* [Exercise requirements]:
Below are some records; copy each line in them that contains "time".

(Source records)
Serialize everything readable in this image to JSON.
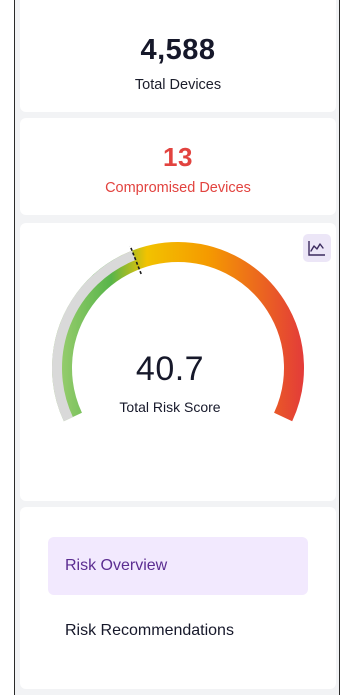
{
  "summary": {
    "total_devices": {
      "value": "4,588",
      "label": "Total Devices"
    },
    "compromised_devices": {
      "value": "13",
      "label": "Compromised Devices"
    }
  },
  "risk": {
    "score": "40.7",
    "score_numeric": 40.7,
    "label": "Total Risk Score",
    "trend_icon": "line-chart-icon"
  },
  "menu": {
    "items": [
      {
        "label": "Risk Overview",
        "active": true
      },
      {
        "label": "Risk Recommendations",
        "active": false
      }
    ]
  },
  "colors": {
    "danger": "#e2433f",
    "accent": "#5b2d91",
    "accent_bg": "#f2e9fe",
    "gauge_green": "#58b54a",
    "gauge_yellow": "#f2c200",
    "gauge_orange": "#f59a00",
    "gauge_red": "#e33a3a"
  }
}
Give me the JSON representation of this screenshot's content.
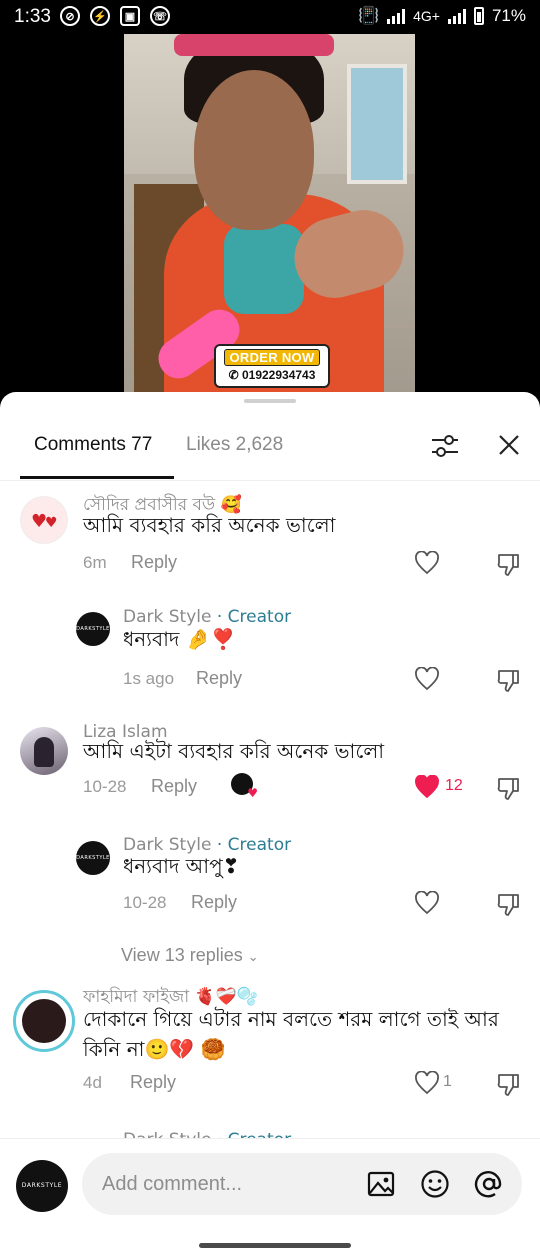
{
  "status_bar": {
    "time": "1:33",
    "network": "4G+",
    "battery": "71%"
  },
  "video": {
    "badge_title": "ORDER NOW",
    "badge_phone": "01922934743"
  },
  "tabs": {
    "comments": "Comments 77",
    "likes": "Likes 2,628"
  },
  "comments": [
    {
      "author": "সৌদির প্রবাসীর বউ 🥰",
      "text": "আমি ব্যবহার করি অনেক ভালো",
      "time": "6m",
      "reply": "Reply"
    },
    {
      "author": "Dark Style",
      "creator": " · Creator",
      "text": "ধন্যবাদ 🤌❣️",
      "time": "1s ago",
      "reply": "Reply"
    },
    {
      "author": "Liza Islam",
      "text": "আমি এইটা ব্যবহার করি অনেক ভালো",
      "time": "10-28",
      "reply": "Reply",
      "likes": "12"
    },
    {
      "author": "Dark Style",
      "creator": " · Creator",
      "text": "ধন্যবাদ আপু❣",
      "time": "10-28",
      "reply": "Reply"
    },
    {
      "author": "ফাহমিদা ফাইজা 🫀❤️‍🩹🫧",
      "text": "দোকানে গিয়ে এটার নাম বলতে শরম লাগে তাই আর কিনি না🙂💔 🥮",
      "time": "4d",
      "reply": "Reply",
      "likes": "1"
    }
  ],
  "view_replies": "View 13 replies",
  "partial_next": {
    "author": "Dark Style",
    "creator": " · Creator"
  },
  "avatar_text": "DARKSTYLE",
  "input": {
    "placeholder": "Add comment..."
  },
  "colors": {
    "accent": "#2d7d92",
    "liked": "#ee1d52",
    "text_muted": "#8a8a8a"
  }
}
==
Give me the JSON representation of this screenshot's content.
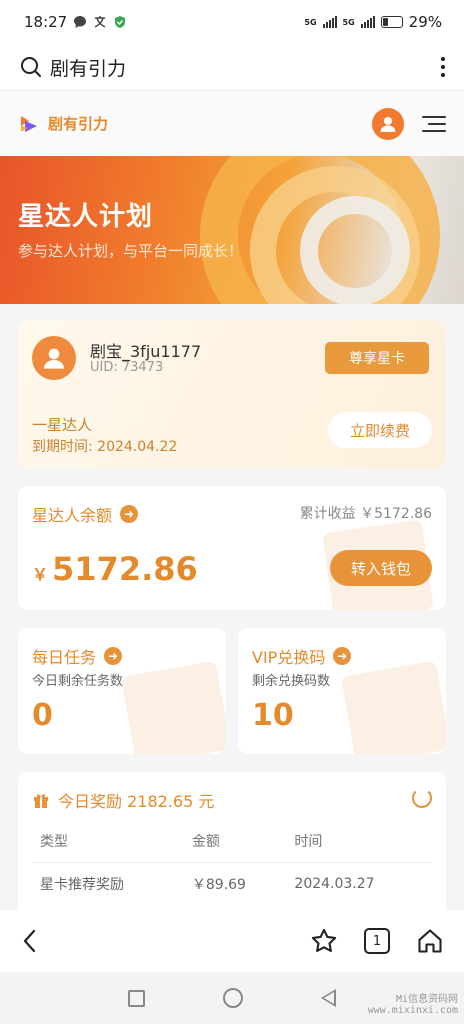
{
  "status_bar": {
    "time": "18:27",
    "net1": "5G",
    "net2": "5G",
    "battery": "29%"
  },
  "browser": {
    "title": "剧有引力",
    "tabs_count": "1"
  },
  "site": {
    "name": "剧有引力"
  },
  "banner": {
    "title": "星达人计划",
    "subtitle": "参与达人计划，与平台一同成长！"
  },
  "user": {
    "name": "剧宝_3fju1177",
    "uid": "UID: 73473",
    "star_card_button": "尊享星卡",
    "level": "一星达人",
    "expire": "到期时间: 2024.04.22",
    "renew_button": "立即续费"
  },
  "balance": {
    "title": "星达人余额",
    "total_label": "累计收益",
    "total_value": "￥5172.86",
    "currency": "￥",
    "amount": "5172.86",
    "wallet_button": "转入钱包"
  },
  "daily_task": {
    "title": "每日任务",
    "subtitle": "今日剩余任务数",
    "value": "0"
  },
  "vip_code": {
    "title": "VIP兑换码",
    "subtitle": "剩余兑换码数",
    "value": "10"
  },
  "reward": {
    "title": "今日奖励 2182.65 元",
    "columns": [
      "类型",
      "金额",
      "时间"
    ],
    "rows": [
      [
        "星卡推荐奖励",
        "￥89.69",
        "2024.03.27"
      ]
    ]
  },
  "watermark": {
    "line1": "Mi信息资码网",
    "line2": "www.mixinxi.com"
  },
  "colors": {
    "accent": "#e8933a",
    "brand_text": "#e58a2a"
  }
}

* [Solution to the problem]:
    "time": "1:33",
      "time": "6m",
      "time": "1s ago",
      "time": "10-28",
      "time": "10-28",
      "time": "4d",
    "time": "18:27",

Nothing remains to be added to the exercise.